University of British Columbia researchers have found a new potential use for the over-the-counter pain drug Tylenol. Typically known to relieve physical pain, the study suggests the drug may also reduce the psychological effects of fear and anxiety over the human condition, or existential dread.
"Pain exists in many forms, including the distress that people feel when exposed to thoughts of existential uncertainty and death," says lead author Daniel Randles, UBC Dept. of Psychology. "Our study suggests these anxieties may be processed as 'pain' by the brain -- but Tylenol seems to inhibit the signal telling the brain that something is wrong." [emphasis mine]
Okay then. I am going to stock-up on acetaminophen for my anxiety-issues, which DO NOT include denying climate change, but I am also going to pass it out to any dumbasses who deny climate change. I'll just say "Take 2 and call a Scientist in the morning." ;)
Hmmm... I wonder if COX 3 isn't as useless as they are telling us. Perhaps it has a hand here? Would be interesting to find out!
LOL, Melinda. I know the Tylenol manufacturers are delighted to hear this.
Yes, I have liver damage from medication (haven't had any alcohol in many years but medication is just as bad.) Because of other medications, I can only take Tylenol for pain but take it very sparingly.
Acetaminophen overdose "is the most common cause of drug-induced liver disease and acute liver failure worldwide."
My hairdresser's mother likely died this way. She was inclined to self medicate. One day she suddenly fell down. She was diagnosed with end stage liver failure and died within the week.

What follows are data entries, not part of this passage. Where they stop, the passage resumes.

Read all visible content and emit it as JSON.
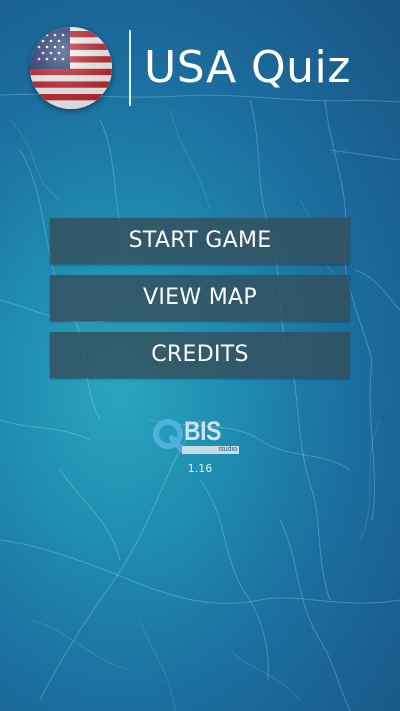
{
  "header": {
    "title": "USA Quiz",
    "flag_icon": "us-flag-icon"
  },
  "menu": {
    "items": [
      {
        "label": "START GAME"
      },
      {
        "label": "VIEW MAP"
      },
      {
        "label": "CREDITS"
      }
    ]
  },
  "footer": {
    "logo_text": "BIS",
    "logo_subtext": "studio",
    "version": "1.16"
  },
  "colors": {
    "background_light": "#2aa5bf",
    "background_dark": "#1a5686",
    "button_background": "#344e5c",
    "text": "#ffffff"
  }
}
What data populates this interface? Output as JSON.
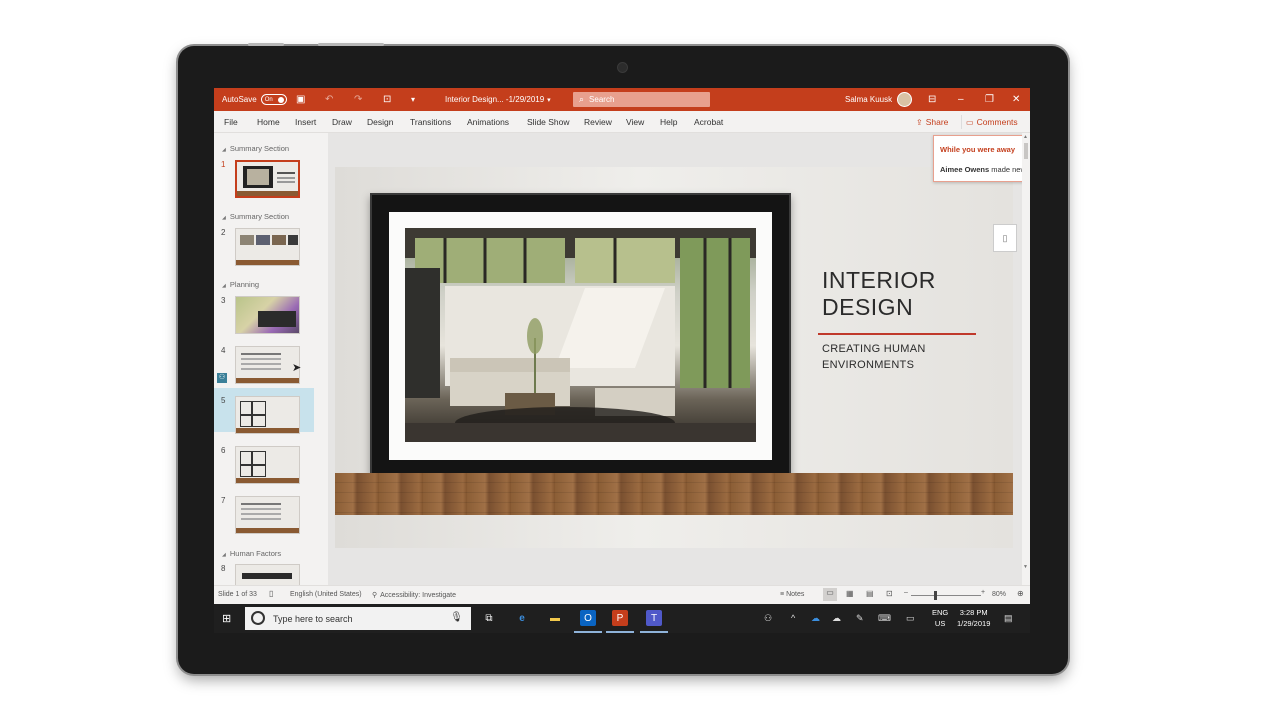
{
  "titlebar": {
    "autosave_label": "AutoSave",
    "autosave_state": "On",
    "doc_title": "Interior Design... -1/29/2019",
    "search_placeholder": "Search",
    "user_name": "Salma Kuusk"
  },
  "ribbon": {
    "tabs": [
      "File",
      "Home",
      "Insert",
      "Draw",
      "Design",
      "Transitions",
      "Animations",
      "Slide Show",
      "Review",
      "View",
      "Help",
      "Acrobat"
    ],
    "share_label": "Share",
    "comments_label": "Comments"
  },
  "thumbnails": {
    "sections": [
      "Summary Section",
      "Summary Section",
      "Planning",
      "Human Factors"
    ],
    "numbers": [
      "1",
      "2",
      "3",
      "4",
      "5",
      "6",
      "7",
      "8"
    ]
  },
  "slide": {
    "title": "INTERIOR\nDESIGN",
    "subtitle": "CREATING HUMAN\nENVIRONMENTS"
  },
  "notification": {
    "heading": "While you were away",
    "author": "Aimee Owens",
    "message": "made new changes."
  },
  "statusbar": {
    "slide_count": "Slide 1 of 33",
    "language": "English (United States)",
    "accessibility": "Accessibility: Investigate",
    "notes": "Notes",
    "zoom": "80%",
    "zoom_level": 0.8
  },
  "taskbar": {
    "search_placeholder": "Type here to search",
    "lang_top": "ENG",
    "lang_bottom": "US",
    "time": "3:28 PM",
    "date": "1/29/2019"
  },
  "colors": {
    "accent": "#c43e1c",
    "title_rule": "#c0392b",
    "taskbar": "#1f1f1f"
  }
}
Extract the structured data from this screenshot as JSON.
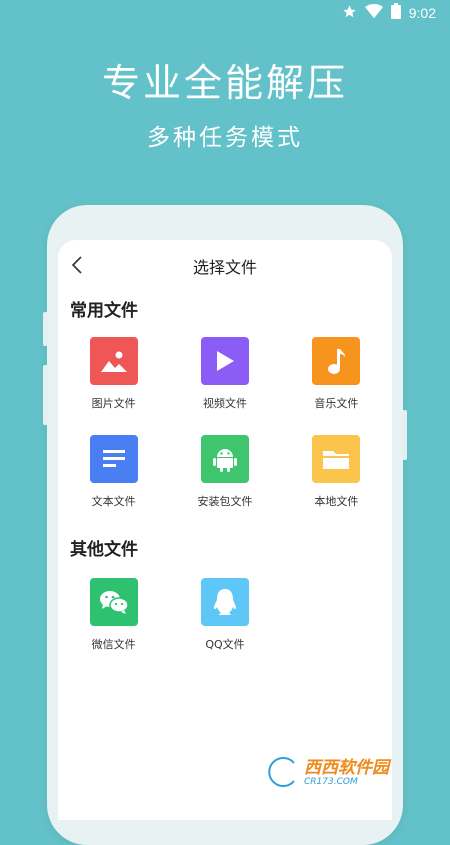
{
  "status_bar": {
    "time": "9:02"
  },
  "promo": {
    "headline": "专业全能解压",
    "subline": "多种任务模式"
  },
  "screen": {
    "title": "选择文件",
    "common_section": {
      "title": "常用文件",
      "items": [
        {
          "label": "图片文件",
          "icon": "image-icon",
          "color": "#ef5656"
        },
        {
          "label": "视频文件",
          "icon": "play-icon",
          "color": "#8b5cf6"
        },
        {
          "label": "音乐文件",
          "icon": "music-note-icon",
          "color": "#f7941d"
        },
        {
          "label": "文本文件",
          "icon": "text-lines-icon",
          "color": "#4a7ef3"
        },
        {
          "label": "安装包文件",
          "icon": "android-icon",
          "color": "#3ec56d"
        },
        {
          "label": "本地文件",
          "icon": "folder-icon",
          "color": "#fbc44d"
        }
      ]
    },
    "other_section": {
      "title": "其他文件",
      "items": [
        {
          "label": "微信文件",
          "icon": "wechat-icon",
          "color": "#2ec270"
        },
        {
          "label": "QQ文件",
          "icon": "qq-penguin-icon",
          "color": "#5ec7f7"
        }
      ]
    }
  },
  "watermark": {
    "text": "西西软件园",
    "sub": "CR173.COM"
  }
}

A toxic dose of acetaminophen usually varies between 4 grams (g) in special populations (like alcoholics) and 6 g in the average person. The lethal dose is usually between 10 g and 15 g, however if a person is drinking alcohol at the same time, it will lower that figure significantly.
Each Extra Strength Tylenol pill is 500 milligrams.